The duration of a field trip is not important, except that it should be long enough to give each member adequate time to collect in various available habitats. Organizing into groups of two, three or four members helps promote orderliness and safety consciousness. A leader can check with the captain of each group occasionally to see that everyone is present. Parents and other interested adults, youth leaders or entomol- ogy hobbyists can add much to a trip or tour.
The afternoon of a warm sunny day is an excellent time to collect insects. Moths and other insects that hide during the day can be collected best at night around lights. Nearby parks, farms, fields, ponds and streams are good places to visit for collecting if there is a variety of habitats. See Unit I project booklet for types of insect habitats. City parks are usually too small or too well kept for collecting many insects.

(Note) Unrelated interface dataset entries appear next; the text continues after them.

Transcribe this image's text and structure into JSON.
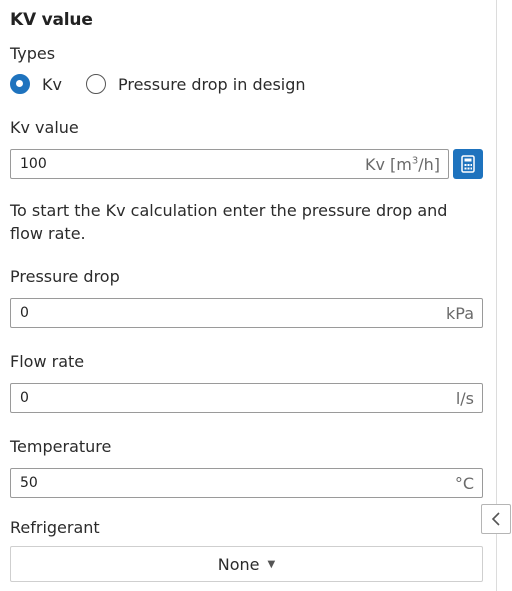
{
  "panel": {
    "title": "KV value",
    "types_label": "Types",
    "types": [
      {
        "label": "Kv",
        "selected": true
      },
      {
        "label": "Pressure drop in design",
        "selected": false
      }
    ],
    "kv_label": "Kv value",
    "kv_value": "100",
    "kv_unit_prefix": "Kv [m",
    "kv_unit_sup": "3",
    "kv_unit_suffix": "/h]",
    "info_text": "To start the Kv calculation enter the pressure drop and flow rate.",
    "pressure_label": "Pressure drop",
    "pressure_value": "0",
    "pressure_unit": "kPa",
    "flow_label": "Flow rate",
    "flow_value": "0",
    "flow_unit": "l/s",
    "temp_label": "Temperature",
    "temp_value": "50",
    "temp_unit": "°C",
    "refrigerant_label": "Refrigerant",
    "refrigerant_selected": "None"
  },
  "icons": {
    "calculator": "calculator-icon",
    "caret": "caret-down-icon",
    "collapse": "chevron-left-icon"
  },
  "colors": {
    "accent": "#1e73be"
  }
}
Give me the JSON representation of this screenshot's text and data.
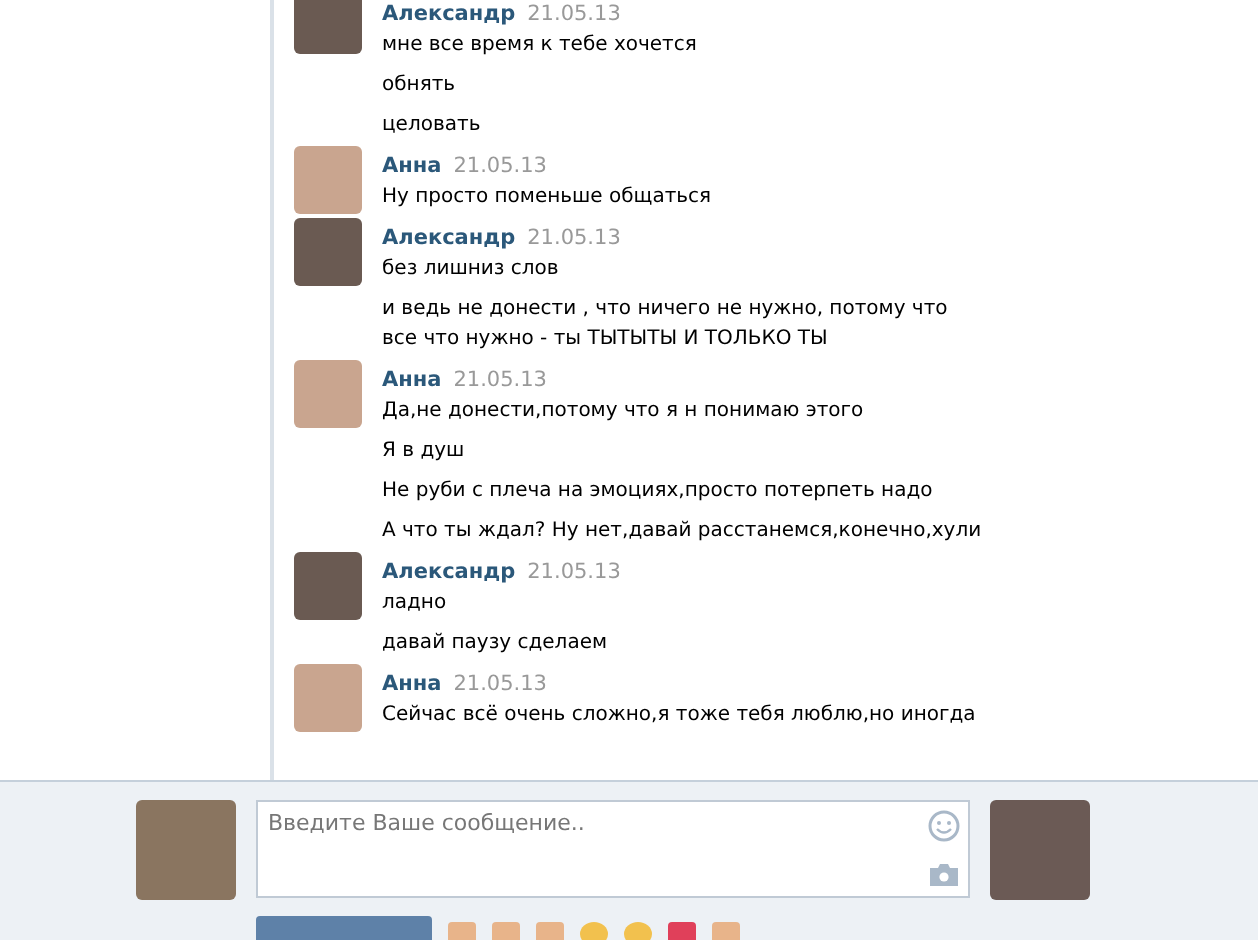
{
  "messages": [
    {
      "author": "Александр",
      "date": "21.05.13",
      "lines": [
        "мне все время к тебе хочется",
        "обнять",
        "целовать"
      ]
    },
    {
      "author": "Анна",
      "date": "21.05.13",
      "lines": [
        "Ну просто поменьше общаться"
      ]
    },
    {
      "author": "Александр",
      "date": "21.05.13",
      "lines": [
        "без лишниз слов",
        "и ведь не донести , что ничего не нужно, потому что все что нужно - ты ТЫТЫТЫ И ТОЛЬКО ТЫ"
      ]
    },
    {
      "author": "Анна",
      "date": "21.05.13",
      "lines": [
        "Да,не донести,потому что я н понимаю этого",
        "Я в душ",
        "Не руби с плеча на эмоциях,просто потерпеть надо",
        "А что ты ждал? Ну нет,давай расстанемся,конечно,хули"
      ]
    },
    {
      "author": "Александр",
      "date": "21.05.13",
      "lines": [
        "ладно",
        "давай паузу сделаем"
      ]
    },
    {
      "author": "Анна",
      "date": "21.05.13",
      "lines": [
        "Сейчас всё очень сложно,я тоже тебя люблю,но иногда"
      ]
    }
  ],
  "composer": {
    "placeholder": "Введите Ваше сообщение.."
  }
}
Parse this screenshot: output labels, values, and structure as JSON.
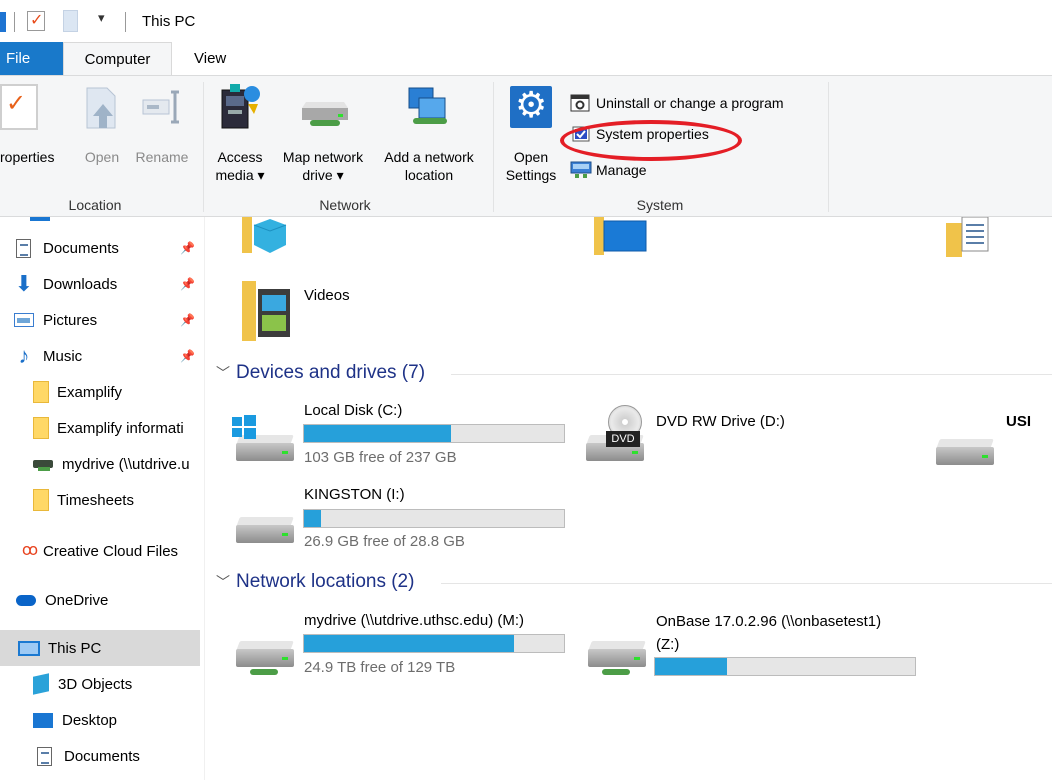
{
  "window": {
    "title": "This PC"
  },
  "quick_access": {
    "dropdown_glyph": "▾"
  },
  "tabs": [
    {
      "label": "File"
    },
    {
      "label": "Computer"
    },
    {
      "label": "View"
    }
  ],
  "ribbon": {
    "location": {
      "label": "Location",
      "properties": "roperties",
      "open": "Open",
      "rename": "Rename"
    },
    "network": {
      "label": "Network",
      "access_media_line1": "Access",
      "access_media_line2": "media ▾",
      "map_drive_line1": "Map network",
      "map_drive_line2": "drive ▾",
      "add_location_line1": "Add a network",
      "add_location_line2": "location"
    },
    "system": {
      "label": "System",
      "open_settings_line1": "Open",
      "open_settings_line2": "Settings",
      "uninstall": "Uninstall or change a program",
      "system_properties": "System properties",
      "manage": "Manage"
    }
  },
  "sidebar": {
    "items": [
      {
        "label": "Documents",
        "icon": "documents-icon",
        "pinned": true
      },
      {
        "label": "Downloads",
        "icon": "downloads-icon",
        "pinned": true
      },
      {
        "label": "Pictures",
        "icon": "pictures-icon",
        "pinned": true
      },
      {
        "label": "Music",
        "icon": "music-icon",
        "pinned": true
      },
      {
        "label": "Examplify",
        "icon": "folder-icon"
      },
      {
        "label": "Examplify informati",
        "icon": "folder-icon"
      },
      {
        "label": "mydrive (\\\\utdrive.u",
        "icon": "network-drive-icon"
      },
      {
        "label": "Timesheets",
        "icon": "folder-icon"
      },
      {
        "label": "Creative Cloud Files",
        "icon": "creative-cloud-icon"
      },
      {
        "label": "OneDrive",
        "icon": "onedrive-icon"
      },
      {
        "label": "This PC",
        "icon": "this-pc-icon",
        "selected": true
      },
      {
        "label": "3D Objects",
        "icon": "3d-objects-icon"
      },
      {
        "label": "Desktop",
        "icon": "desktop-icon"
      },
      {
        "label": "Documents",
        "icon": "documents-icon"
      }
    ],
    "pin_glyph": "📌"
  },
  "content": {
    "folders": [
      {
        "label": "Videos",
        "icon": "videos-folder-icon"
      }
    ],
    "devices_header": "Devices and drives (7)",
    "drives": [
      {
        "name": "Local Disk (C:)",
        "free": "103 GB free of 237 GB",
        "used_fraction": 0.565,
        "icon": "windows-drive-icon"
      },
      {
        "name": "DVD RW Drive (D:)",
        "icon": "dvd-drive-icon"
      },
      {
        "name": "USI",
        "icon": "usb-drive-icon"
      },
      {
        "name": "KINGSTON (I:)",
        "free": "26.9 GB free of 28.8 GB",
        "used_fraction": 0.066,
        "icon": "usb-drive-icon"
      }
    ],
    "network_header": "Network locations (2)",
    "network_drives": [
      {
        "name": "mydrive (\\\\utdrive.uthsc.edu) (M:)",
        "free": "24.9 TB free of 129 TB",
        "used_fraction": 0.807,
        "icon": "network-drive-icon"
      },
      {
        "name_line1": "OnBase 17.0.2.96 (\\\\onbasetest1)",
        "name_line2": "(Z:)",
        "used_fraction": 0.275,
        "icon": "network-drive-icon"
      }
    ],
    "dvd_badge": "DVD"
  },
  "colors": {
    "accent": "#1979ca",
    "bar_fill": "#26a0da",
    "highlight": "#e41e26",
    "section_header": "#1e3287"
  }
}
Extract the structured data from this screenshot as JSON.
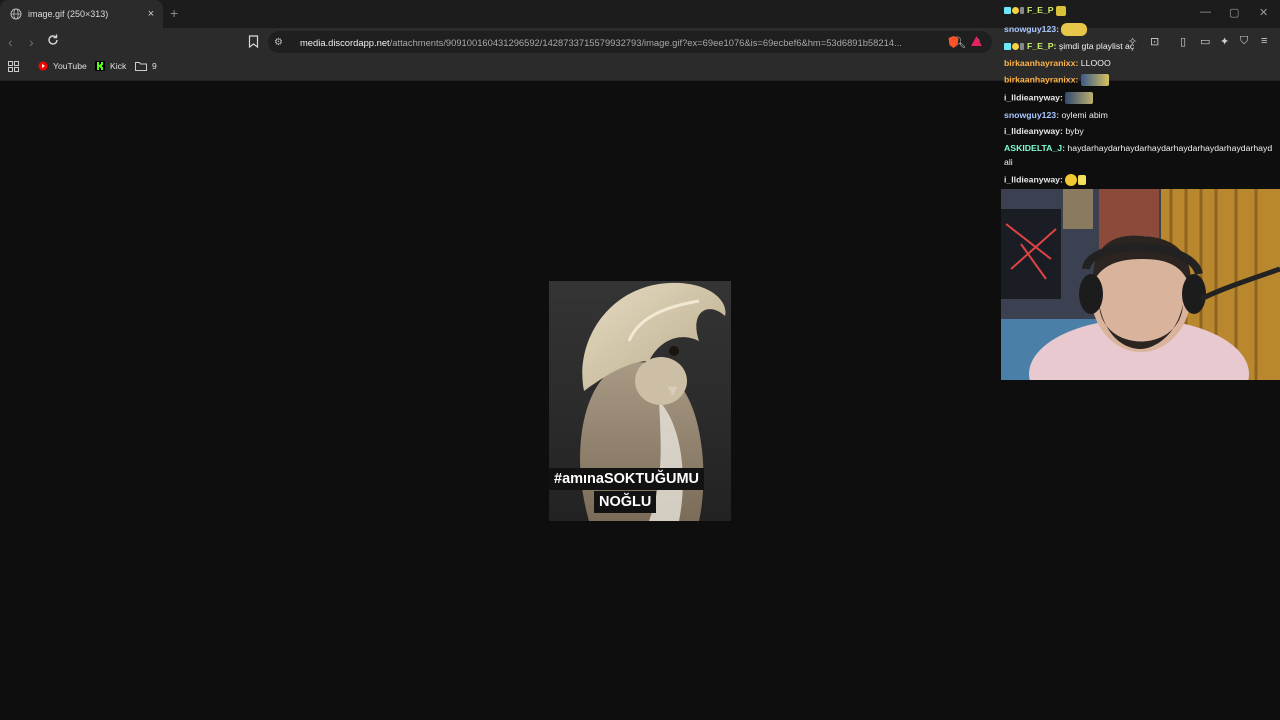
{
  "tab": {
    "title": "image.gif (250×313)",
    "close": "×",
    "new_tab": "+"
  },
  "window_controls": {
    "minimize": "—",
    "maximize": "▢",
    "close": "✕"
  },
  "address_bar": {
    "host": "media.discordapp.net",
    "path": "/attachments/909100160431296592/1428733715579932793/image.gif?ex=69ee1076&is=69ecbef6&hm=53d6891b58214..."
  },
  "bookmarks": [
    {
      "label": "YouTube",
      "icon": "youtube-icon",
      "color": "#ff0000"
    },
    {
      "label": "Kick",
      "icon": "kick-icon",
      "color": "#53fc18"
    },
    {
      "label": "9",
      "icon": "folder-icon"
    }
  ],
  "image": {
    "caption_line1": "#amınaSOKTUĞUMU",
    "caption_line2": "NOĞLU"
  },
  "chat": {
    "messages": [
      {
        "user": "F_E_P",
        "text": "",
        "color": "#c9f06a",
        "badges": true,
        "emote": true
      },
      {
        "user": "snowguy123:",
        "text": "",
        "color": "#a9c8ff",
        "emote": true
      },
      {
        "user": "F_E_P:",
        "text": "şimdi gta playlist aç",
        "color": "#c9f06a",
        "badges": true
      },
      {
        "user": "birkaanhayranixx:",
        "text": "LLOOO",
        "color": "#ffb347"
      },
      {
        "user": "birkaanhayranixx:",
        "text": "",
        "color": "#ffb347",
        "emote": true
      },
      {
        "user": "i_lldieanyway:",
        "text": "",
        "color": "#e8e8e8",
        "emote": true
      },
      {
        "user": "snowguy123:",
        "text": "oylemi abim",
        "color": "#a9c8ff"
      },
      {
        "user": "i_lldieanyway:",
        "text": "byby",
        "color": "#e8e8e8"
      },
      {
        "user": "ASKIDELTA_J:",
        "text": "haydarhaydarhaydarhaydarhaydarhaydarhaydarhayd",
        "color": "#7fffd4"
      },
      {
        "user": "",
        "text": "ali",
        "color": "#e8e8e8"
      },
      {
        "user": "i_lldieanyway:",
        "text": "",
        "color": "#e8e8e8",
        "emote": true
      }
    ]
  },
  "colors": {
    "accent_brave": "#fb542b",
    "page_bg": "#0e0e0e",
    "chrome_bg": "#2b2b2b"
  }
}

Before the groups disperse for collecting, older members can demonstrate how to use the collecting net, other ways to collect and where to collect. Encourage members to look for insects in the different available habitats. Tell them to make a mental note of the habitat in which they find the different insects they collect. Have a contest among the groups to see which one finds the greatest variety of insects and habitats.
At the next club meeting, have members report what they saw and learned on the field trip. Such discussions help members retain information about the many kinds of insects observed and make the results of the trip more valuable and memorable.